I had Playing the Game on my Fictionwise bookshelf since 2005 but never read it for some reason. When I picked out the winners (or losers as the case may be) for this contest, I thought it would be fair to buy the two sequels to this book. In all, I spent $10.20 on your stories. Your total word count for those three stories: 42914. Let’s compare with some other books. Unchained by C. J. Barry has 82997 words. Sloppy Firsts by Megan McCafferty has 100000 words. The Ardent Lady Amelia by Laura Matthews has 72769. In my bookshelf, the only other book that came close to your word count was The Duke’s Downfall by Lynn Michaels which had 51099 words. Why is this a big deal to me? Because your story needed more story and I didn’t feel like I got what I paid for. This is one issue that I read about time and again from people: ebooks cost too much for what you get.
I guess you should feel good because I really wanted something more but I came away very dissatisfied. I’ll be more careful with my ebook money in the future. All right, enough haranguing you for the length/price of your books.
Playing the Game, Opening the Door, and White Wedding all feature the couple Josie and Jack. Only Playing the Game was a story. The remaining two books are a number of sex scenes strung together by about 4 or 5 pages of dialogue and internal monologues. Further, these stories are told in the limited third person for no apparent reason. Does Jack have no thoughts worthwhile? Because other than the faux conflict that appeared for all of two pages in White Wedding (which I guess is alot when your book is only about 30 pages long), there is simply no need for Jack’s POV to not be seen.
Playing the Game features Jack and Josie, two childhood friends, who engage in a contest to see who can score the most with the opposite sex. This story was the shortest of the three but it actually contained real conflict and resolution followed by appropriate denouement. Josie is tired of playing games with Jack. She wants Jack herself but believes he thinks its only a game. Of course, he proves her wrong. It is a short story which features two very hot sex scenes but has a very believable romantic tale. By itself, maybe it was worth the $3.40 but the following two books were not.
Opening the Door served to be nothing more than a placeholder for Josie and Jack to copulate. I was thinking when I started the book about what conflict you would insert to make an already established couple in jeopardy. I kept turning the pages thinking that you would surely insert some conflict? But alas, there was none. There was simply sex. Followed by more sex. Followed by sex. The end.
Okay, onto White Wedding. Again, I hoped for some conflict. Maybe one of them would have cold feet. Reasonable. Would set the stage for great makeup sex. Instead I find some ridiculous setup that is resolved in three sentences, in between several sex scenes. The sad part was that the sex was uninspired that I ended up reading White Wedding in about 10 minutes because I skipped most of the sex scenes.

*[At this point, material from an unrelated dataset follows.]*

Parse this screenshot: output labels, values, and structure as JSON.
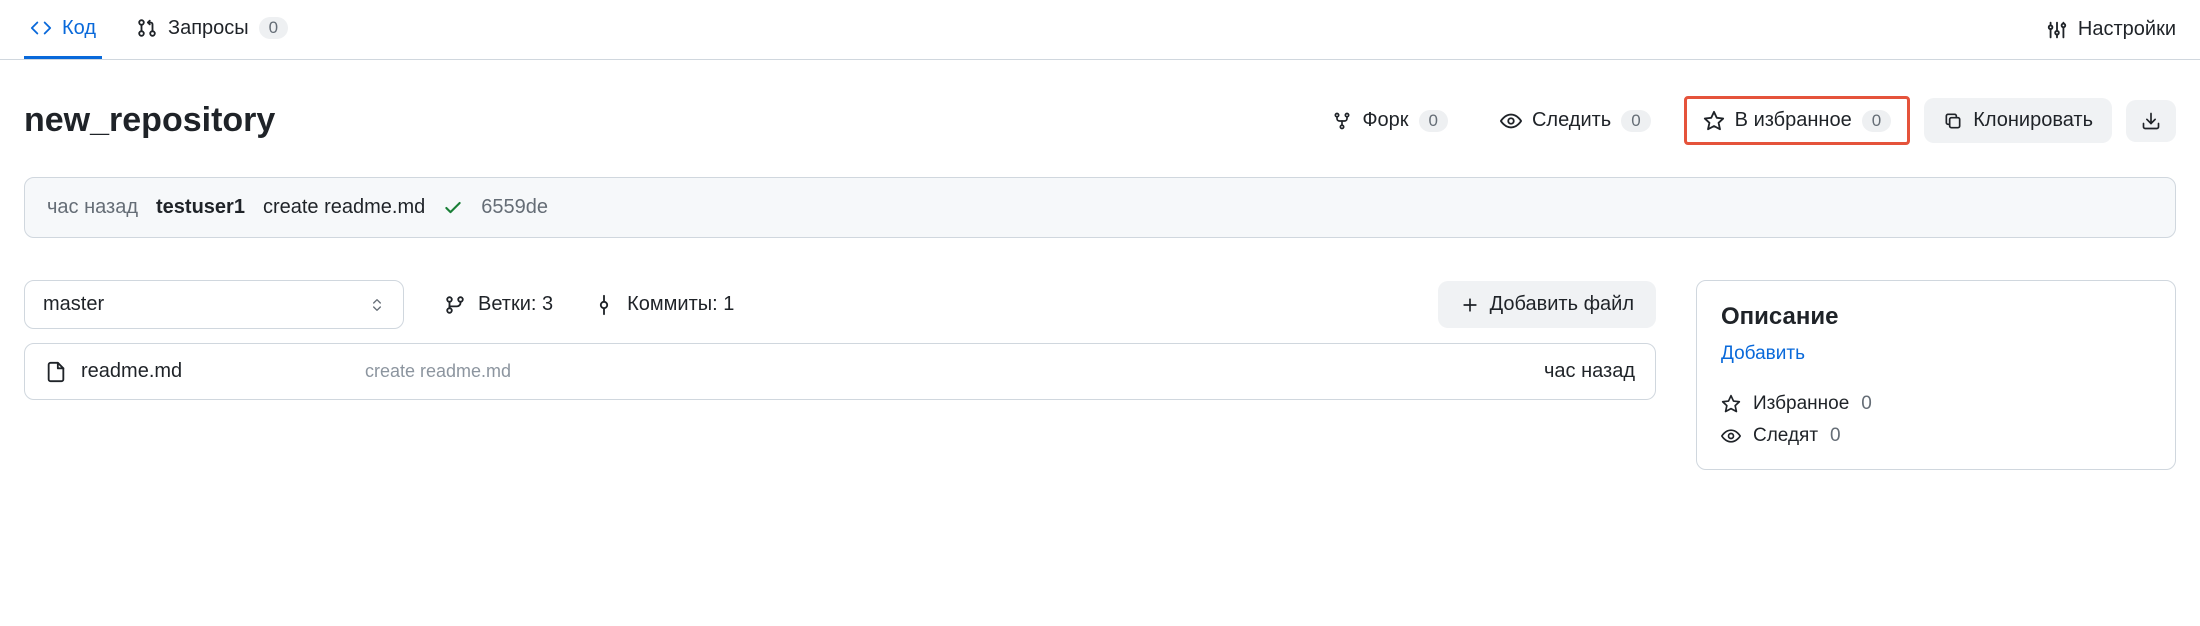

In all, I thought the series was a poorly conceived and poorly executed concept. Playing the Game is deservedly Amber Quill’s #1 bestseller, but trying to capitalize on that success with a conglomeration of sex scenes sold for $6.80 makes me a bit leery of trying anything else by you. B+ for Playing the Game and D for the other two.